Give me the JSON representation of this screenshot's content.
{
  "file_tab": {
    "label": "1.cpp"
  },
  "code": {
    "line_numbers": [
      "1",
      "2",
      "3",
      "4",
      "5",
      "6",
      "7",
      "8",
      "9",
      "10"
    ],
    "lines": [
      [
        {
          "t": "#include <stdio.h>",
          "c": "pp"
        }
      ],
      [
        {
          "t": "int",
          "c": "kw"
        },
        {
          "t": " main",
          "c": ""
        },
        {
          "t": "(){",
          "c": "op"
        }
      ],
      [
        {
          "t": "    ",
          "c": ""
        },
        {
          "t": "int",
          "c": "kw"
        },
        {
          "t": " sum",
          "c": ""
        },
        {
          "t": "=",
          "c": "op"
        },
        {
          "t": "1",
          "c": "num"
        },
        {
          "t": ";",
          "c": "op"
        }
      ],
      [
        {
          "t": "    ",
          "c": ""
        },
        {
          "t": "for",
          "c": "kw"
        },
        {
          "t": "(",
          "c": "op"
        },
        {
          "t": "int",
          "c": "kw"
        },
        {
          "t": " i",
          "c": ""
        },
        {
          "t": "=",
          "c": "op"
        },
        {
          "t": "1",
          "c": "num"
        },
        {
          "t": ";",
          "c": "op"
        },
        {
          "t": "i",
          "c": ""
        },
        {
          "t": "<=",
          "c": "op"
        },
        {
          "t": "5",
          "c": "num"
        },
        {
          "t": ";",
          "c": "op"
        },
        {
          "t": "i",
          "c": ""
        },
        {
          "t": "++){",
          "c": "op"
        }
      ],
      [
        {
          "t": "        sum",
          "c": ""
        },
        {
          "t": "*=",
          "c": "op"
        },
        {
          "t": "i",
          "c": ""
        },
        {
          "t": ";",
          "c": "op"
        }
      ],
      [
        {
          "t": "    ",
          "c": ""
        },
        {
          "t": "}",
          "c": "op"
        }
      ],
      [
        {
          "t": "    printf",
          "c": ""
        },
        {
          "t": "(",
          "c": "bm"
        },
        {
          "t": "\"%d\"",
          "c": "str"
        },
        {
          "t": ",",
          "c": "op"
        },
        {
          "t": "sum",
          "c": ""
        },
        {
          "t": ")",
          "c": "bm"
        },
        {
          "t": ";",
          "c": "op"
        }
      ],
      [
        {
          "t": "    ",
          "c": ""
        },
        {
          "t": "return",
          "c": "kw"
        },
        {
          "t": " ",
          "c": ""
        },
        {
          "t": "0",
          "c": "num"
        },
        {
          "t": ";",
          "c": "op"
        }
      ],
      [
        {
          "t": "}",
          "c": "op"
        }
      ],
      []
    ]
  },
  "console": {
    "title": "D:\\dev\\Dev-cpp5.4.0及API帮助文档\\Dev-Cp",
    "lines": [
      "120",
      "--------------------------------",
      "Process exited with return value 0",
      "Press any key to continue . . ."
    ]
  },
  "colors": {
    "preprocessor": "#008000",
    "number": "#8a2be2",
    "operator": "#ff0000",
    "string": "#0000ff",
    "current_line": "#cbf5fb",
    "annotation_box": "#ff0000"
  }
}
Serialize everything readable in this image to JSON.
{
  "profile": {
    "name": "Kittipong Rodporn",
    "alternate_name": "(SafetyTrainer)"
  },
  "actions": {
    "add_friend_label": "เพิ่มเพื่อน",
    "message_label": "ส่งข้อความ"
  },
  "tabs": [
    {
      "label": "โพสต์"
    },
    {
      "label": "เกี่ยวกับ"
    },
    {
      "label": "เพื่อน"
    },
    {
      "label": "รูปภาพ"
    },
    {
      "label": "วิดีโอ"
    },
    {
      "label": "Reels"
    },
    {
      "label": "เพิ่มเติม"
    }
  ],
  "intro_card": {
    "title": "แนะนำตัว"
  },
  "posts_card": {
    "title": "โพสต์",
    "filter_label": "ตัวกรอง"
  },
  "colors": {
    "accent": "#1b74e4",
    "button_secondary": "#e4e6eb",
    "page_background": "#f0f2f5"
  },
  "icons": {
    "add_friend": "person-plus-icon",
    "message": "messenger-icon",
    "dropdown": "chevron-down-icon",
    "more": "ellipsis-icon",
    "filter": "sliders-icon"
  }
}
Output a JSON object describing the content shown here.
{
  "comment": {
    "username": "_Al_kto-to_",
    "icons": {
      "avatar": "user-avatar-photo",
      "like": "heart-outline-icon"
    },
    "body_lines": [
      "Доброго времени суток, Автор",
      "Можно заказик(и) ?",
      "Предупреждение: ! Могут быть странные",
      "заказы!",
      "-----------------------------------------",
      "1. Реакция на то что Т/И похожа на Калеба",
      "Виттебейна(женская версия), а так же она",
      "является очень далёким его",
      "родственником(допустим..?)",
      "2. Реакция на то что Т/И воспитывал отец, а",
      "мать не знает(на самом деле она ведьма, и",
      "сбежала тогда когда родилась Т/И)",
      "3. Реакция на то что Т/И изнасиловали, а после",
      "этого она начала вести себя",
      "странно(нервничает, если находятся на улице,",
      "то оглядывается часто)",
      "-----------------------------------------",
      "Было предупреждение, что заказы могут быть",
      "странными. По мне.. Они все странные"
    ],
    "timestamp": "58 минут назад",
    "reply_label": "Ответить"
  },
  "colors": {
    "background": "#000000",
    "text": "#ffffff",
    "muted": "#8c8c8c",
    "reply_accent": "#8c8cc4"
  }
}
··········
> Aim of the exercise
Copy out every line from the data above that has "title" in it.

> Finished task
    "title": "D:\\dev\\Dev-cpp5.4.0及API帮助文档\\Dev-Cp",
    "title": "แนะนำตัว"
    "title": "โพสต์",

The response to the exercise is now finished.